With Clem, he attacks her autonomy and iconoclastic instincts—the very things that make her a powerful force of resistance to him in the beginning—by twisting them into flaws. He plays on Clem’s pain over being so different from her family growing up, and her residual fear of being ostracized, to manipulate and bully her into submission. For Shay, Don uses the fact that she’s high on her own beauty and influence, her own sense of power, to make her think she’s in control of their relation- ship, that he’s in thrall to her. And by the time he pulls back the curtain to show it’s the opposite, that he’s been pulling the strings the whole time, it’s too late. Shay’s already done things she can’t take back, and he’s already wedged himself into her brain. But of course Don couldn’t have even gotten that far if he hadn’t been so successful in the beginning, luring them in by exploiting tensions within feminism over what makes good and bad feminists. Ironically, attending a progressive school like Whitney, where they were taught to think about such things, made them primed to be hooked.
Which character surprised you the most as you wrote The Last Housewife?
Two characters: Nicole and Don. Don ended up being cleverer and more in tune with current conversations than I originally imagined him. When I started writing Don, I envisioned this man who exulted in antiquated worldviews and mannerisms and social dynamics. But as I started to write him, I discovered how clever he actually was, the ways he and his Paters could twist contemporary feminism and debates over ideology and community—concerns about alienation and rising rates of depression and identity politics and safety and new forms of “us vs. them” debates—to their advantage. And of course this is what so many skilled cult leaders are able to do: they meet people where they’re at.

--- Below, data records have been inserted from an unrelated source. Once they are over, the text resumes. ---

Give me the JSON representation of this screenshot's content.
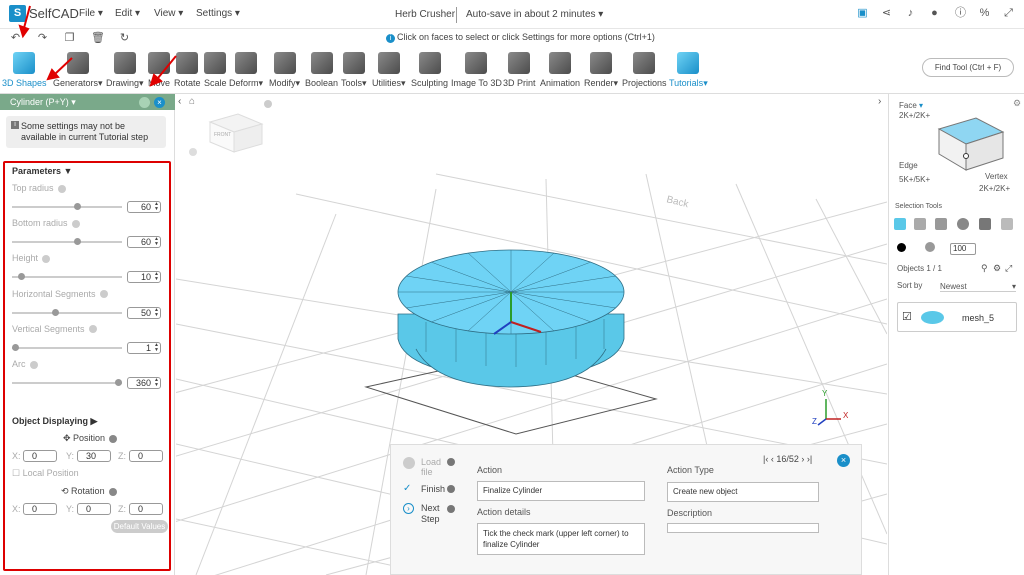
{
  "app": {
    "logo_text": "SelfCAD",
    "menus": [
      "File",
      "Edit",
      "View",
      "Settings"
    ],
    "project_title": "Herb Crusher",
    "autosave": "Auto-save in about 2 minutes",
    "hint": "Click on faces to select or click Settings for more options (Ctrl+1)"
  },
  "toolbar": {
    "tools": [
      "3D Shapes",
      "Generators",
      "Drawing",
      "Move",
      "Rotate",
      "Scale",
      "Deform",
      "Modify",
      "Boolean",
      "Tools",
      "Utilities",
      "Sculpting",
      "Image To 3D",
      "3D Print",
      "Animation",
      "Render",
      "Projections",
      "Tutorials"
    ],
    "find_tool": "Find Tool (Ctrl + F)"
  },
  "panel": {
    "title": "Cylinder (P+Y)",
    "warning": "Some settings may not be available in current Tutorial step",
    "section": "Parameters",
    "params": [
      {
        "label": "Top radius",
        "value": "60",
        "fill": 0.6
      },
      {
        "label": "Bottom radius",
        "value": "60",
        "fill": 0.6
      },
      {
        "label": "Height",
        "value": "10",
        "fill": 0.06
      },
      {
        "label": "Horizontal Segments",
        "value": "50",
        "fill": 0.39
      },
      {
        "label": "Vertical Segments",
        "value": "1",
        "fill": 0.0
      },
      {
        "label": "Arc",
        "value": "360",
        "fill": 1.0
      }
    ],
    "object_displaying": "Object Displaying",
    "position_label": "Position",
    "position": {
      "x": "0",
      "y": "30",
      "z": "0"
    },
    "local_position": "Local Position",
    "rotation_label": "Rotation",
    "rotation": {
      "x": "0",
      "y": "0",
      "z": "0"
    },
    "default_values": "Default Values",
    "axis_x": "X:",
    "axis_y": "Y:",
    "axis_z": "Z:"
  },
  "viewport": {
    "view_cube_text": "FRONT",
    "axis_labels": {
      "x": "X",
      "y": "Y",
      "z": "Z"
    },
    "floor_text": "Back"
  },
  "right_panel": {
    "face": "Face",
    "face_keys": "2K+/2K+",
    "edge": "Edge",
    "edge_keys": "5K+/5K+",
    "vertex": "Vertex",
    "vertex_keys": "2K+/2K+",
    "selection_tools": "Selection Tools",
    "opacity": "100",
    "objects_count": "Objects 1 / 1",
    "sort_by": "Sort by",
    "sort_value": "Newest",
    "mesh_name": "mesh_5"
  },
  "tutorial": {
    "steps": [
      "Load file",
      "Finish",
      "Next Step"
    ],
    "pager": "16/52",
    "action_label": "Action",
    "action_value": "Finalize Cylinder",
    "action_details_label": "Action details",
    "action_details": "Tick the check mark (upper left corner) to finalize Cylinder",
    "action_type_label": "Action Type",
    "action_type_value": "Create new object",
    "description_label": "Description"
  },
  "colors": {
    "accent": "#1a8fc9",
    "panel_header": "#7aa98a",
    "highlight_border": "#dd0000",
    "mesh": "#5ac8e8"
  }
}
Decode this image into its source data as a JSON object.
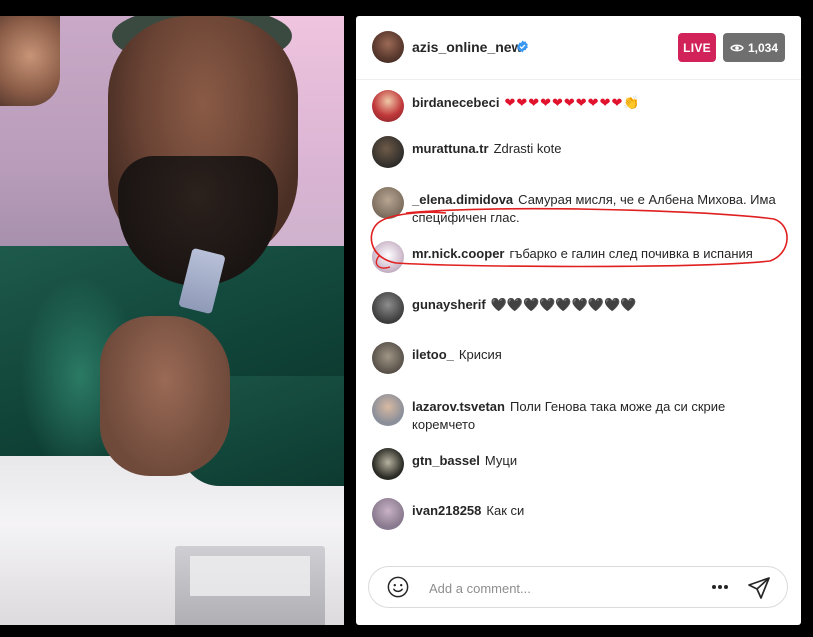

Nicole surprised me by how sharp-tongued she is, and how funny—in essence, how self-aware. It took me several rewrites to really understand that what keeps her attached to the Paters isn’t that she’s brainwashed or not seeing clearly but actually that she sees all too well. Because of the experiences she’s had being taken advantage of and mistreated in every aspect of her life—from family to religion to romantic relationships and on—she’s jaded. She sees through the layers of bullshit coating everyday life and polite society and decides “normal life” is so similar to life with the Paters that she might as well try her hand with them. She thinks at least the Paters are honest and there’s some possibility of elevating her position, creating the kind of comfortable, cared-for life she doesn’t believe she could have access to otherwise.
Your stories are deliciously chilling. Do you ever scare yourself when you write? Would readers be surprised by the parts that scare you most?
This is the first book I’ve ever scared myself writing! I don’t often get spooked writing scary scenes—creepy chases or even murders— because my mind is so wrapped up in orchestrating the mechanics. When I scare myself, it’s usually in more existential moments: when a line about the way the world works just appears from my subconscious, or when I think of just the right way to take a character’s darkness to another level. I’ll write it in a flow state, then step back, look at it, and think, Wow, that is dark. And then I’ll get the chills. Maybe what I’m really scared of is myself.